▶ **EXERCISE PROMPT**: Wherever a line of the data contains "Krovininis", copy that line.

TASK MATERIAL START

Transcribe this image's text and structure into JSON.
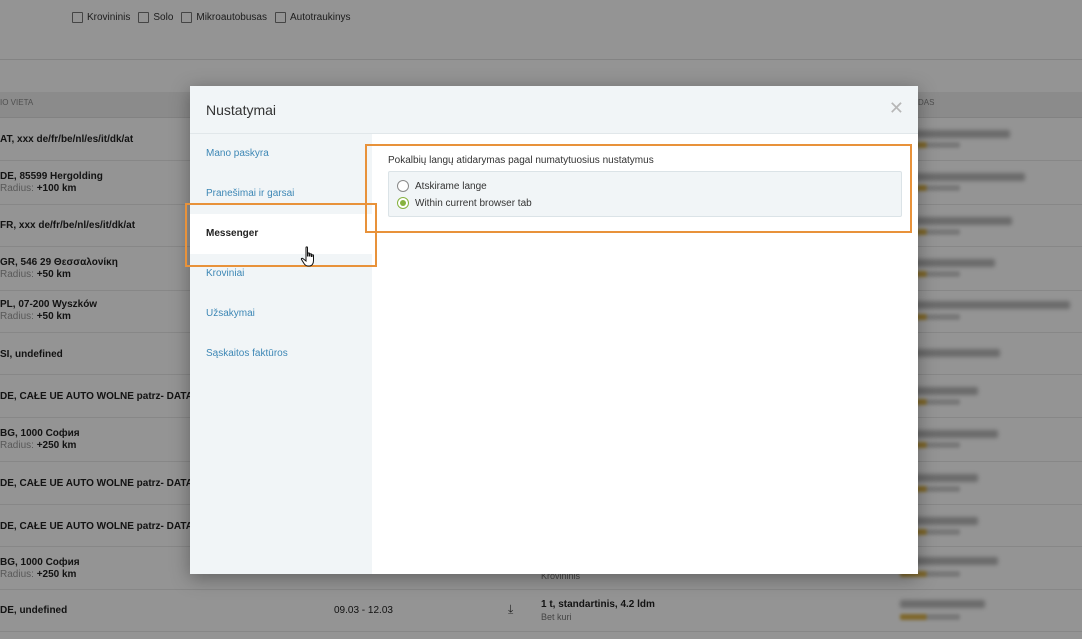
{
  "filters": [
    {
      "label": "Krovininis"
    },
    {
      "label": "Solo"
    },
    {
      "label": "Mikroautobusas"
    },
    {
      "label": "Autotraukinys"
    }
  ],
  "table_header": {
    "left": "IO VIETA",
    "right": "DAS"
  },
  "rows": [
    {
      "loc": "AT, xxx de/fr/be/nl/es/it/dk/at",
      "radius_label": "",
      "radius": "",
      "date": "",
      "cargo": "",
      "cargo_sub": ""
    },
    {
      "loc": "DE, 85599 Hergolding",
      "radius_label": "Radius:",
      "radius": "+100 km",
      "date": "",
      "cargo": "",
      "cargo_sub": ""
    },
    {
      "loc": "FR, xxx de/fr/be/nl/es/it/dk/at",
      "radius_label": "",
      "radius": "",
      "date": "",
      "cargo": "",
      "cargo_sub": ""
    },
    {
      "loc": "GR, 546 29 Θεσσαλονίκη",
      "radius_label": "Radius:",
      "radius": "+50 km",
      "date": "",
      "cargo": "",
      "cargo_sub": ""
    },
    {
      "loc": "PL, 07-200 Wyszków",
      "radius_label": "Radius:",
      "radius": "+50 km",
      "date": "",
      "cargo": "",
      "cargo_sub": ""
    },
    {
      "loc": "SI, undefined",
      "radius_label": "",
      "radius": "",
      "date": "",
      "cargo": "",
      "cargo_sub": ""
    },
    {
      "loc": "DE, CAŁE UE AUTO WOLNE patrz- DATA",
      "radius_label": "",
      "radius": "",
      "date": "",
      "cargo": "",
      "cargo_sub": ""
    },
    {
      "loc": "BG, 1000 София",
      "radius_label": "Radius:",
      "radius": "+250 km",
      "date": "",
      "cargo": "",
      "cargo_sub": ""
    },
    {
      "loc": "DE, CAŁE UE AUTO WOLNE patrz- DATA",
      "radius_label": "",
      "radius": "",
      "date": "",
      "cargo": "",
      "cargo_sub": ""
    },
    {
      "loc": "DE, CAŁE UE AUTO WOLNE patrz- DATA",
      "radius_label": "",
      "radius": "",
      "date": "",
      "cargo": "",
      "cargo_sub": ""
    },
    {
      "loc": "BG, 1000 София",
      "radius_label": "Radius:",
      "radius": "+250 km",
      "date": "",
      "cargo": "",
      "cargo_sub": "Krovininis"
    },
    {
      "loc": "DE, undefined",
      "radius_label": "",
      "radius": "",
      "date": "09.03 - 12.03",
      "cargo": "1 t, standartinis, 4.2 ldm",
      "cargo_sub": "Bet kuri"
    }
  ],
  "modal": {
    "title": "Nustatymai",
    "close_icon": "close-icon",
    "sidebar": [
      {
        "label": "Mano paskyra",
        "active": false
      },
      {
        "label": "Pranešimai ir garsai",
        "active": false
      },
      {
        "label": "Messenger",
        "active": true
      },
      {
        "label": "Kroviniai",
        "active": false
      },
      {
        "label": "Užsakymai",
        "active": false
      },
      {
        "label": "Sąskaitos faktūros",
        "active": false
      }
    ],
    "content": {
      "setting_title": "Pokalbių langų atidarymas pagal numatytuosius nustatymus",
      "options": [
        {
          "label": "Atskirame lange",
          "checked": false
        },
        {
          "label": "Within current browser tab",
          "checked": true
        }
      ]
    }
  },
  "colors": {
    "accent_link": "#3d87b5",
    "radio_checked": "#86b23f",
    "highlight": "#e8923a"
  }
}
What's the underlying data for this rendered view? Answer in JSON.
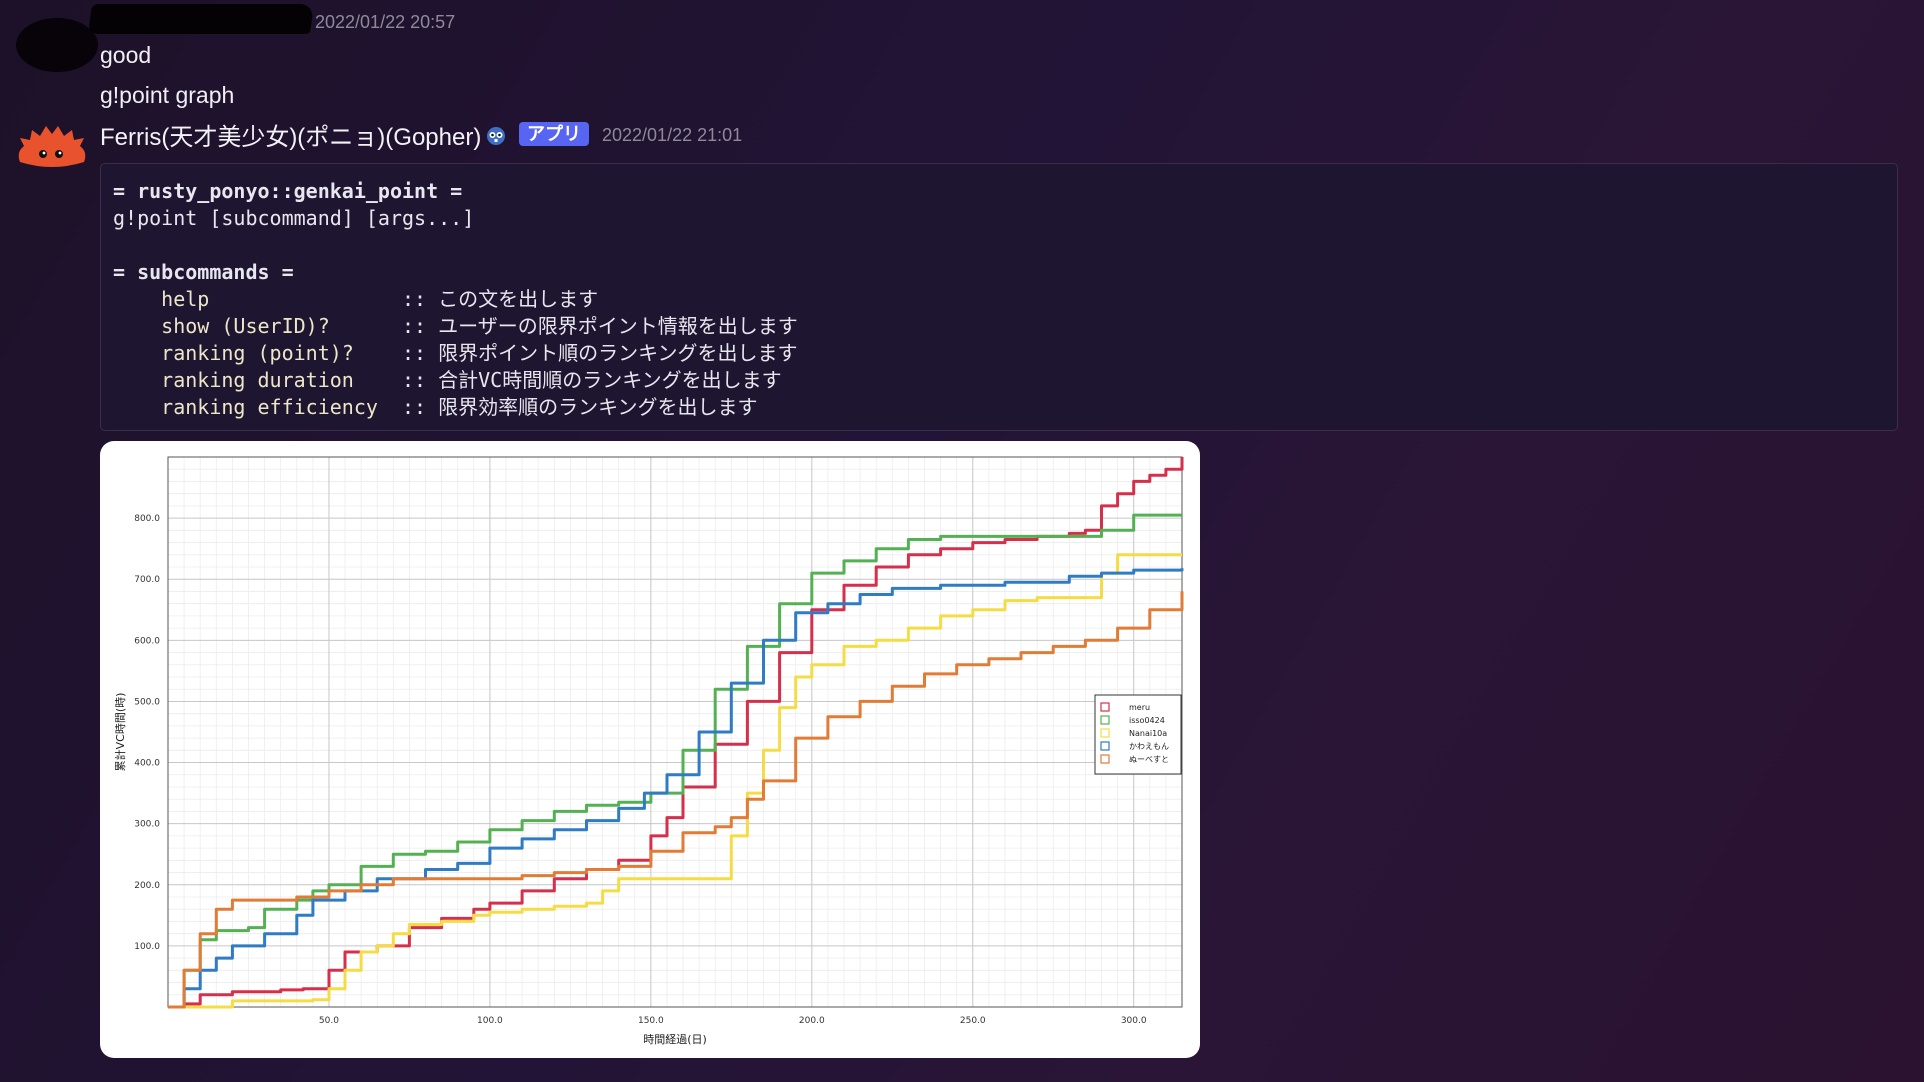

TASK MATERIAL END

▶ **TASK RESPONSE**:
      "label": "Krovininis"
      "cargo_sub": "Krovininis"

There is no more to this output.